Overall, the sex disparity was observed across all geographic regions, types of interventions, and stroke types aside from subarachnoid hemorrhage (EDD, 0.117; 95% CI, 0.084-0.150).

In an analysis that excluded subarachnoid hemorrhage trials, the summary EDD was -0.067 (95% CI, -0.078 to -0.057), suggesting women were under-represented in stroke trials by 6.7 percentage points relative to the overall stroke population.

Additionally, an upper age limit of 80 years or younger as a study eligibility criterion correlated with a 6–percentage point reduction in female enrollment in a multivariable meta-regression analysis (β, -0.061; 95% CI, -0.099 to -0.023).

This study may have been limited by its meta-regression model due to the potential for residual confounding at the patient or trial level.

While “further research is needed to understand the causes of the [under-enrollment] of women in acute stroke trials,” the study investigators concluded that “authors imposing an upper age limit as an eligibility criterion should provide a clear rationale for doing so.”

Reference

Strong B, Pudar J, Thrift AG, et al. Sex disparities in enrollment in recent randomized clinical trials of acute stroke: A meta-analysis.
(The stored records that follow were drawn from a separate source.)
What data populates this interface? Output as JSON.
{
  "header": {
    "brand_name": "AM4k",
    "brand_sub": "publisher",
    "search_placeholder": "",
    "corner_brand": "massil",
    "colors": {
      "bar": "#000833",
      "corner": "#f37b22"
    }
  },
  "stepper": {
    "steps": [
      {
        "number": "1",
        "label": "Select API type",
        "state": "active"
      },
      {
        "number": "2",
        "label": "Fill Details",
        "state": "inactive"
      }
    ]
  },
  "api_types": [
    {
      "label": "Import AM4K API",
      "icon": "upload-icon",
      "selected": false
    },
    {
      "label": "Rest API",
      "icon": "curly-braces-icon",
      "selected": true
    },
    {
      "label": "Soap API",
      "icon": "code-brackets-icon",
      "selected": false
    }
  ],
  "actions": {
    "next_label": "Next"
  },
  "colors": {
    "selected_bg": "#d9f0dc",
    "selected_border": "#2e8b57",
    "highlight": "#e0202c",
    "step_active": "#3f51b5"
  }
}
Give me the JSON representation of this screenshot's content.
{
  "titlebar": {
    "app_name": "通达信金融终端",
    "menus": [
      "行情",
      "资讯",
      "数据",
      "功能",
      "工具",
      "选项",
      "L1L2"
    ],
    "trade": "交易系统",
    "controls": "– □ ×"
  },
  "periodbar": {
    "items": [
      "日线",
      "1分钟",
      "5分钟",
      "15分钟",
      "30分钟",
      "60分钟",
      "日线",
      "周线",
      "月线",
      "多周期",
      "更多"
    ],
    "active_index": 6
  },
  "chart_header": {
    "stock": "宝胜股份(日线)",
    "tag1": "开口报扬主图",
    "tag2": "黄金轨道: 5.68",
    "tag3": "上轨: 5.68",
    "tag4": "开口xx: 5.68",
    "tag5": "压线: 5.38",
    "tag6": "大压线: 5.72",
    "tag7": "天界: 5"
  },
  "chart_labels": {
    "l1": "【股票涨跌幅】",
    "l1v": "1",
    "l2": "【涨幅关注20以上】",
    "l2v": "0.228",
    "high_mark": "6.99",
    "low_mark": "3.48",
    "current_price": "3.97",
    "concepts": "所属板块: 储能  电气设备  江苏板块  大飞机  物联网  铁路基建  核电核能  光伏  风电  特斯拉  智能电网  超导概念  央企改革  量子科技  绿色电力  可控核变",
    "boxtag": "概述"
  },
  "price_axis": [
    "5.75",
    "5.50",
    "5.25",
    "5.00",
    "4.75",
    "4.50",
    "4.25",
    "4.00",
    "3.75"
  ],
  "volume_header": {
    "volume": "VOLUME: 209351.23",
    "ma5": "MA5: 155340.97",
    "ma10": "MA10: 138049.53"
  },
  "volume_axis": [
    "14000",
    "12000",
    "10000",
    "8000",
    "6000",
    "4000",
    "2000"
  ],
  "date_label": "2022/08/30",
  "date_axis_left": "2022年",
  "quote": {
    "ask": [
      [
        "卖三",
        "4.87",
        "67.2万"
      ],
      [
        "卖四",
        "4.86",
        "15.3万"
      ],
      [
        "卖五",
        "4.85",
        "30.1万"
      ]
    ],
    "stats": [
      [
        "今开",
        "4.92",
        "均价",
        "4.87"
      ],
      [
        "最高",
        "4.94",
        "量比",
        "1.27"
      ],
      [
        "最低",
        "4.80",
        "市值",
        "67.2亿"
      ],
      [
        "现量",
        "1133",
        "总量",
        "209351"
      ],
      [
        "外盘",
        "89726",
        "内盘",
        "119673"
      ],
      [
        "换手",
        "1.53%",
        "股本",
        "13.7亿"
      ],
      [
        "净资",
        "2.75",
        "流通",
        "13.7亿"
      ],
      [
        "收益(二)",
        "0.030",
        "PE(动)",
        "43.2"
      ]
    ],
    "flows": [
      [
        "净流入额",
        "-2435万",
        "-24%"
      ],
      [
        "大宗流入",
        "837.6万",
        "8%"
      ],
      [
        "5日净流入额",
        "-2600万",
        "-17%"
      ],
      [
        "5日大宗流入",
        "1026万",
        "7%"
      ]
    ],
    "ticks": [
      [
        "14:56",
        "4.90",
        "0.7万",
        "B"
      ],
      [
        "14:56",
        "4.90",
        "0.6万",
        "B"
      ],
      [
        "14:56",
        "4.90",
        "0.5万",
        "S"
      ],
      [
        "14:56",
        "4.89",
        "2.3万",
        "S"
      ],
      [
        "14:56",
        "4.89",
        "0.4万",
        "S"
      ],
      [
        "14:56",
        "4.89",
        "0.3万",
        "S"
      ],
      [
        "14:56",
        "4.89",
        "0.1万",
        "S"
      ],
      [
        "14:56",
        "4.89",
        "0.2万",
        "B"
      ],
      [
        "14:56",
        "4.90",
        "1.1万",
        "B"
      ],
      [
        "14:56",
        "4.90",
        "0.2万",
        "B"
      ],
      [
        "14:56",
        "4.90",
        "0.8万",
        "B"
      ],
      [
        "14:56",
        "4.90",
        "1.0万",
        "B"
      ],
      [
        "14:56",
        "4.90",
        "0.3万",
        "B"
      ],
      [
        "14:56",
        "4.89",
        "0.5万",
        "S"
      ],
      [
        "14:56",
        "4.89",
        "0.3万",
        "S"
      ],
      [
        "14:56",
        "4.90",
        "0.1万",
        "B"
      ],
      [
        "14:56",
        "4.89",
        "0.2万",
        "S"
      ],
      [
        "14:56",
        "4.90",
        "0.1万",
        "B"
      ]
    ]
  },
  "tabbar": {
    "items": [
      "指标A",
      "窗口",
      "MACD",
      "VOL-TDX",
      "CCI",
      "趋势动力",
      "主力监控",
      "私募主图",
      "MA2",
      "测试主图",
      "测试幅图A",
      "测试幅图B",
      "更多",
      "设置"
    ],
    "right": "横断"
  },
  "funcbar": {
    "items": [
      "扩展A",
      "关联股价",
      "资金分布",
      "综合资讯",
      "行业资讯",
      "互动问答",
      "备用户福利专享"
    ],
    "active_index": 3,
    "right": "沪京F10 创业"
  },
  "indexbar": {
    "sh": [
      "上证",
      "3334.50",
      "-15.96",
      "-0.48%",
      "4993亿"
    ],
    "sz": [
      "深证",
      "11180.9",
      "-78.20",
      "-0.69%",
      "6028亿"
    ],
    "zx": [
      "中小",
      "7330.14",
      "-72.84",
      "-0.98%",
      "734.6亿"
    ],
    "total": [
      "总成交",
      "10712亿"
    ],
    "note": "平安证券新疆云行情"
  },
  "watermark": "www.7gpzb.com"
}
Published online April 26, 2021. JAMA Neurol. doi:10.1001/jamaneurol.2021.0873